Despite what Melville did by telling and romanticizing the pursuit of Moby Dick, and no matter what Gregory Peck did for Captain Ahab, whalers were the lowest of sailors.  Outlaws and sinners; outcasts and undesirables; pirates and wanderers could all find a place – if not a new beginning – on a whaling ship. And I, even on the USCG Cutter, could identify with them.  The ocean connected us with its beauty, its danger, its bioluminescence and mystery. All bequeathed with the understanding and judgeless acceptance of going to sea.  Going to sea is a ghost.

The author turning to. Photographer unknown.

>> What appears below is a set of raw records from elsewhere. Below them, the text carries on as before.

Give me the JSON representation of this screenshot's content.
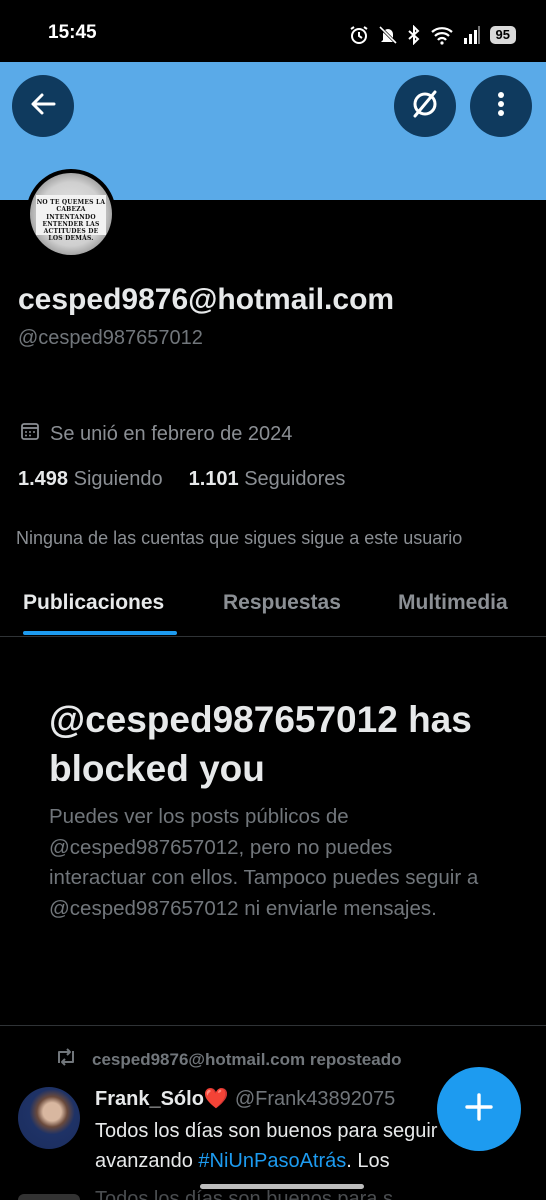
{
  "status_bar": {
    "time": "15:45",
    "battery": "95"
  },
  "banner": {
    "color": "#5aaae8"
  },
  "avatar_image_text": "NO TE QUEMES LA CABEZA INTENTANDO ENTENDER LAS ACTITUDES DE LOS DEMÁS.",
  "profile": {
    "display_name": "cesped9876@hotmail.com",
    "handle": "@cesped987657012",
    "joined": "Se unió en febrero de 2024",
    "following_count": "1.498",
    "following_label": "Siguiendo",
    "followers_count": "1.101",
    "followers_label": "Seguidores",
    "mutuals_note": "Ninguna de las cuentas que sigues sigue a este usuario"
  },
  "tabs": [
    {
      "label": "Publicaciones",
      "active": true
    },
    {
      "label": "Respuestas",
      "active": false
    },
    {
      "label": "Multimedia",
      "active": false
    }
  ],
  "blocked": {
    "title": "@cesped987657012 has blocked you",
    "body": "Puedes ver los posts públicos de @cesped987657012, pero no puedes interactuar con ellos. Tampoco puedes seguir a @cesped987657012 ni enviarle mensajes."
  },
  "post": {
    "repost_label": "cesped9876@hotmail.com reposteado",
    "author": "Frank_Sólo",
    "author_emoji": "❤️",
    "handle": "@Frank43892075",
    "text_start": "Todos los días son buenos para seguir avanzando ",
    "hashtag": "#NiUnPasoAtrás",
    "text_end": ". Los"
  },
  "peek_text": "Todos los días son buenos para s",
  "colors": {
    "accent": "#1d9bf0",
    "banner": "#5aaae8",
    "button_bg": "#0f3a5e",
    "muted_text": "#71767b"
  },
  "icons": [
    "back-arrow-icon",
    "grok-icon",
    "more-vertical-icon",
    "calendar-icon",
    "repost-icon",
    "plus-icon",
    "alarm-icon",
    "mute-icon",
    "bluetooth-icon",
    "wifi-icon",
    "signal-icon"
  ]
}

On the way to Tokyo, I was initiated into the Realm of the Golden Dragon at the 180th meridian.  The long line of Golden Dragons welcomed me, and King Neptune let me kiss his belly before I swam through the whale’s intestines to be anointed into their ranks.  The culture of seagoing accepted me into its precious realms of initiated accomplishment.  With beliefs and values; artifacts; behaviors and thoughts; assumptions and knowledge, the culture put salt water in my land-lubber veins never to bleed out no matter how far inland – how far from the sea – I would travel. Culture is a ghost.

I learned the fancywork of sailors who did not have VCRs or TVs to pass the time.  Even though there were VCRs and TVs onboard, I picked up line and tied knots – bowlines, Turk’s heads, monkey’s fists – and I coxcombed the railings to decorate the ship with craft and lore.  And as I learned those old ways, I felt connected to those old sailors.  The knowledge of the old craft is a ghost; a scrimshawed ghost

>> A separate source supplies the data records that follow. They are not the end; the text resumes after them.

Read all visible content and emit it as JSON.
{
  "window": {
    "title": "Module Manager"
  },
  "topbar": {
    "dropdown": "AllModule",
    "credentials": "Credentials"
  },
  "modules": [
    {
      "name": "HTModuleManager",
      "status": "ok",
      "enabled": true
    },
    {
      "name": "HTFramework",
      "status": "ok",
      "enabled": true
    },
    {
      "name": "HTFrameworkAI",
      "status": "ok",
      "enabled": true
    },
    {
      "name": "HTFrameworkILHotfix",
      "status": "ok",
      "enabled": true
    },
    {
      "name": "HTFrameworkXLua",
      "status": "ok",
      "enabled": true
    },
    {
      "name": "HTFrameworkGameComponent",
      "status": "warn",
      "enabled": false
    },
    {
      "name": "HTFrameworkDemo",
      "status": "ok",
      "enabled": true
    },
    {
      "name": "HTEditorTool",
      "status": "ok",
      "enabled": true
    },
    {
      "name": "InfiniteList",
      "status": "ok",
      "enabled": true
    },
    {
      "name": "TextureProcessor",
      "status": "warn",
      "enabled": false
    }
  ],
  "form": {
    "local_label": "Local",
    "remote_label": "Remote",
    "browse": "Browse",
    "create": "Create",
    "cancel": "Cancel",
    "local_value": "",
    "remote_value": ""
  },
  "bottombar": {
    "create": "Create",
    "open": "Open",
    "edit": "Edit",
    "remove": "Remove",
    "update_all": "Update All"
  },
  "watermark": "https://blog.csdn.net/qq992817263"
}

And I was haunted.  All the way across the ocean on the way to Tokyo to celebrate the 40th anniversary of the Japanese Coast Guard, I was haunted by the sea, the stories, the history, the unknown, the traditions, the journey. The haunting itself is a ghost.

It was a different time for the adventurers and adventures I was haunted by, but the ocean never changes. Its absolute being is authentic, and the cutter was no match, so only by the grace of Neptune were we granted safe passage to pull into Tokyo Harbor.  Japan unfolded her mysteries for us and we cruised into the pier to tie up where there were Japanese citizens waved and welcomed us to their country.

I was on the fo’c’stle, having heaved line one to the line handlers on the wharf to put over the bollard; creating a new umbilical cord connecting us – connecting me – to the all-loving mother of sea-stories that would be told and remembered and taken with us through our lives; guiding our lives while determining images perceived by others while solidifying our individual identities of self.  It was a line connecting us to Japan; to adventure; to the ghosts of those other sailors – other adventurers – who had made it to the same pier to connect to their own stories.  Stories are a ghost.

I smiled and waved back at the women and children greeting us on the pier.  A store-keeper chief looked at me as I was waving, and he watched for a few minutes; looking first at the pier and the crowd waving, and then back at me smiling and waving from the deck of the cutter.  My gaze was locked on the gaze of the Japanese greeters whose gaze was locked back on mine, and the connection was complete; real.  Reality is a ghost.

I was a junior enlisted member; a little older than most of my peers, but still a junior member of the organization.   But it was an organization in which I had found a home – a haunted house that dared me to stay the night in its secret berthing areas to see if I could survive. And I did survive; embraced and embracing in the arms of ghosts

The Chief was amazed at the connection he was witnessing.

“Man,” he said to me, “you have a smile that would be welcomed in any port.”

That made my smile beam brighter, and the relationship with my unknown hosts deepened in me the same as history and tradition sinks into the secret depths of the ocean I had just crossed. And I thought, “The ghosts that haunt me would have it no other way.”